Concrete is the most widely used construction material on earth. In many developed countries, concrete infrastructure comprises about 60% of the built environment.*
Concrete has shaped civilizations from as far back as Ancient Egypt and the Roman Empire.
Today, it is indispensable in the development of infrastructure, industry and housing. Without concrete, the built environment would fail to accommodate our modern and demanding lifestyles. Given our reliance on concrete, it will inevitably play a major role in New Zealand’s ability to pursue sustainable development.
The importance of sustainable development is currently dominating headlines, and as a concept is frequently defined as the practice of meeting present needs without compromising the ability of future generations to meet their own needs.
The quest for sustainability has been compared with New Zealand’s nuclear free stance in the 1980s, and politicians have been enthusiastically pledging their support to make New Zealand the “first nation to be truly sustainable”.** There is no question that sustainable development has been adopted as the philosophy to direct New Zealand’s way forward, and as a means to find solutions that provide the best economic, social and environmental outcomes.
Produced from readily available raw materials, concrete’s strength, durability and versatility ensure it provides solutions for the built environment that help achieve sustainable development.
At its most basic, concrete is a mixture of aggregates and paste. The aggregates are sand and gravel or crushed stone; the paste is water and Portland cement. Portland cement is the generic term for the type of cement used in virtually all concrete. Cement comprises from 10 to 15% of the concrete mix, by volume. Through a process called hydration, the cement and water harden and bind the aggregates into a rock-like mass. With appropriate mix design, concrete can be tailored for any construction requirement.

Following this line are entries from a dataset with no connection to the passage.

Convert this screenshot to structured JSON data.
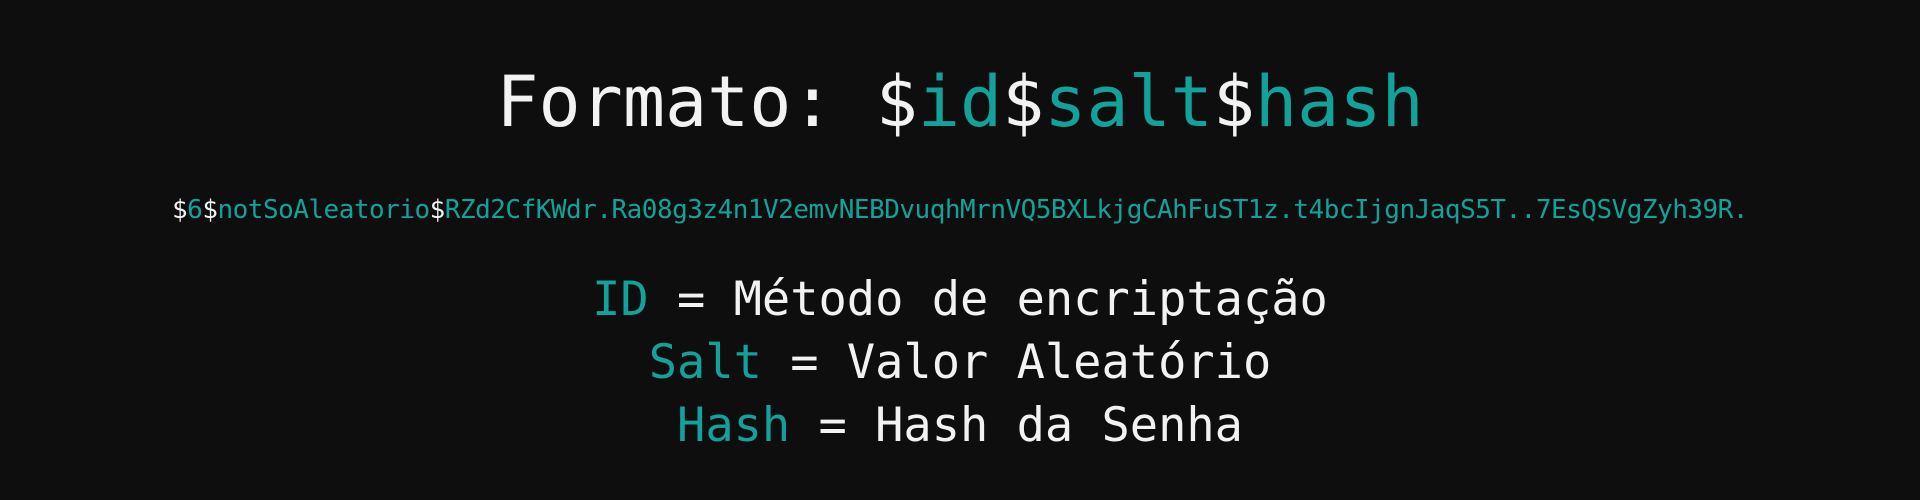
{
  "title": {
    "prefix": "Formato: ",
    "sep1": "$",
    "id": "id",
    "sep2": "$",
    "salt": "salt",
    "sep3": "$",
    "hash": "hash"
  },
  "example": {
    "sep1": "$",
    "id": "6",
    "sep2": "$",
    "salt": "notSoAleatorio",
    "sep3": "$",
    "hash": "RZd2CfKWdr.Ra08g3z4n1V2emvNEBDvuqhMrnVQ5BXLkjgCAhFuST1z.t4bcIjgnJaqS5T..7EsQSVgZyh39R."
  },
  "definitions": [
    {
      "term": "ID",
      "equals": " = ",
      "meaning": "Método de encriptação"
    },
    {
      "term": "Salt",
      "equals": " = ",
      "meaning": "Valor Aleatório"
    },
    {
      "term": "Hash",
      "equals": " = ",
      "meaning": "Hash da Senha"
    }
  ],
  "colors": {
    "background": "#0e0e0e",
    "text": "#f2f2f2",
    "accent": "#12a29a"
  }
}
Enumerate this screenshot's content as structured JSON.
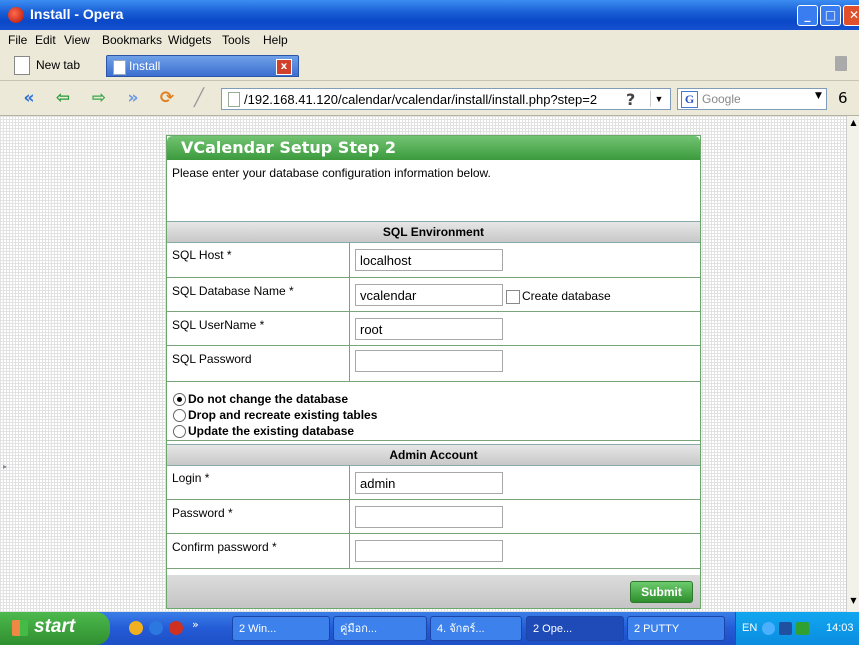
{
  "window": {
    "title": "Install - Opera"
  },
  "menu": [
    "File",
    "Edit",
    "View",
    "Bookmarks",
    "Widgets",
    "Tools",
    "Help"
  ],
  "tabs": {
    "new_tab": "New tab",
    "active": "Install"
  },
  "address": {
    "url": "/192.168.41.120/calendar/vcalendar/install/install.php?step=2"
  },
  "search": {
    "placeholder": "Google"
  },
  "form": {
    "title": "VCalendar Setup Step 2",
    "intro": "Please enter your database configuration information below.",
    "sql_section": "SQL Environment",
    "fields": {
      "host": {
        "label": "SQL Host *",
        "value": "localhost"
      },
      "dbname": {
        "label": "SQL Database Name *",
        "value": "vcalendar"
      },
      "user": {
        "label": "SQL UserName *",
        "value": "root"
      },
      "password": {
        "label": "SQL Password",
        "value": ""
      }
    },
    "create_db_label": "Create database",
    "radios": [
      {
        "label": "Do not change the database",
        "checked": true
      },
      {
        "label": "Drop and recreate existing tables",
        "checked": false
      },
      {
        "label": "Update the existing database",
        "checked": false
      }
    ],
    "admin_section": "Admin Account",
    "admin": {
      "login": {
        "label": "Login *",
        "value": "admin"
      },
      "password": {
        "label": "Password *",
        "value": ""
      },
      "confirm": {
        "label": "Confirm password *",
        "value": ""
      }
    },
    "submit": "Submit"
  },
  "taskbar": {
    "start": "start",
    "buttons": [
      "2 Win...",
      "คู่มือก...",
      "4. จักตร์...",
      "2 Ope...",
      "2 PUTTY"
    ],
    "lang": "EN",
    "clock": "14:03"
  }
}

As outlined in the following sections, major efficiencies and innovations in the manufacture of cement and the production of concrete have been achieved over the past decades, while the CO2 absorption capabilities of concrete are beginning to be fully understood. The reuse of concrete structural elements is becoming more commonplace, along with the recycling of concrete as aggregate. Furthermore, concrete’s durability, thermal efficiency, acoustic performance, fire resistance, and roading and stormwater management applications, will ensure that its contribution to a sustainable New Zealand construction industry continues to be significant.
This website seeks to demonstrate how concrete contributes to both this and future generations’ sustainable development, and will be of interest to architects, engineers, policy makers, contractors and clients, as well as others involved with the design, construction or operation of buildings and infrastructure.
*Mak, S.L. (1999). Sustainable use of concrete through carbon abatement and sequestration. Proceedings of the Int. Power & Energy Conf., Churchill, Victoria, Australia, 1999.
**Rt. Hon Helen Clark. Speech notes for address to Buddle Findlay Sustainability Seminar. Wellington. (8/05/2007). Retrieved August 2007 from http://www.beehive.govt.nz/ViewDocument.aspx?DocumentID=29235